Artillery officers wore a crossed cannon insignia on their headgear. These were generally embroidered but in some cases were stamped brass with a false embroidered appearance. These were generally embroidered on an oval of black velvet with a border of Jaceron wire. The embroidered crossed cannons were hand made and the originals come in countless variations. Enlisted men wore a larger stamped brass crossed cannon insignia.
The crossed cannon insignia was first used by U.S. Army officers on shakos or caps in 1832. It has remained in use with various modifications since as a branch insignia for artillery. Branch insignia were replaced on officers' caps by an eagle (Great Seal of the United States) beginning in 1895. Since 1917 branch insignia were no longer used as insignia on headgear by any category of troops, but continued in use as collar or lapel insignia.

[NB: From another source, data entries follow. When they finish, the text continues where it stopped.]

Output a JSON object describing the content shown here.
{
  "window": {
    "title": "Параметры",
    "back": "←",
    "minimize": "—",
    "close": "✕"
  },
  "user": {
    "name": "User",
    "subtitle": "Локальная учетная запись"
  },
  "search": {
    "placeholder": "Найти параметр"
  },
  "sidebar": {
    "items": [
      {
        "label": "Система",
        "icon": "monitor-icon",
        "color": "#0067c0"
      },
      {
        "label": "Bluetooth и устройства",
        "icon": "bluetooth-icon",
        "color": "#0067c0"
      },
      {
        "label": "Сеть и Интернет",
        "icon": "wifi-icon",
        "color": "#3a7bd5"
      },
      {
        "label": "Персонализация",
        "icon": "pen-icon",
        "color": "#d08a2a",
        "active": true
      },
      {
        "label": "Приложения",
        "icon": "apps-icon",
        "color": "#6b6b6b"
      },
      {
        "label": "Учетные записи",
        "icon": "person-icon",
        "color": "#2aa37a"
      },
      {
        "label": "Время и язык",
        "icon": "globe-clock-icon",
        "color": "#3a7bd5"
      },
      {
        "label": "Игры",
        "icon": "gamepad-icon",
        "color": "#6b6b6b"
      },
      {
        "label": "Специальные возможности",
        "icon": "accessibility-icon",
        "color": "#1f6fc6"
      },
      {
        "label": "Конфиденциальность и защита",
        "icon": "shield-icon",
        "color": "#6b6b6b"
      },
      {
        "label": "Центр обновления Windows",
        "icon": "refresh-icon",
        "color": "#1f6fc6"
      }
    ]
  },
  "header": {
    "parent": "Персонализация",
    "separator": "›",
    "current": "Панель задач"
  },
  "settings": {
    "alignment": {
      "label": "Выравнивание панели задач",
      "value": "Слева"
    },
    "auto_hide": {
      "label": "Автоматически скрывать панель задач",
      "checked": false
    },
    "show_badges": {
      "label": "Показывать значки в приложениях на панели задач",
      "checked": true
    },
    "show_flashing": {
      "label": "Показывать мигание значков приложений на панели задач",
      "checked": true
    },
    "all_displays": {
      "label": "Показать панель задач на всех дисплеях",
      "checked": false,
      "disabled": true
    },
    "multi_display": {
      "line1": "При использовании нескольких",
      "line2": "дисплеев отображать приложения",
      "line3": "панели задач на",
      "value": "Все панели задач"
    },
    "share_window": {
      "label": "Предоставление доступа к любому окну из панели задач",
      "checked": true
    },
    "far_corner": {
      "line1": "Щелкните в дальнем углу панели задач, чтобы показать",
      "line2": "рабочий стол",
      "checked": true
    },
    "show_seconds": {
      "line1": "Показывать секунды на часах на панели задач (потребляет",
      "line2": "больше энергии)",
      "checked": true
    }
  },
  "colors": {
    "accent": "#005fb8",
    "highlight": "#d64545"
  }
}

During the Civil War crossed cannon were worn on the front of the Jeff Davis (Hardee) Hat and on the front or top of the kepi (forage cap). There is a great deal of individual variation in the appearance of these. In some cases the battery or regimental number was worn incorporated into the device. A small circle at the intersection of the cannon tubes allowed for this. Crossed cannons were used by both light and heavy artillery units as an insignia.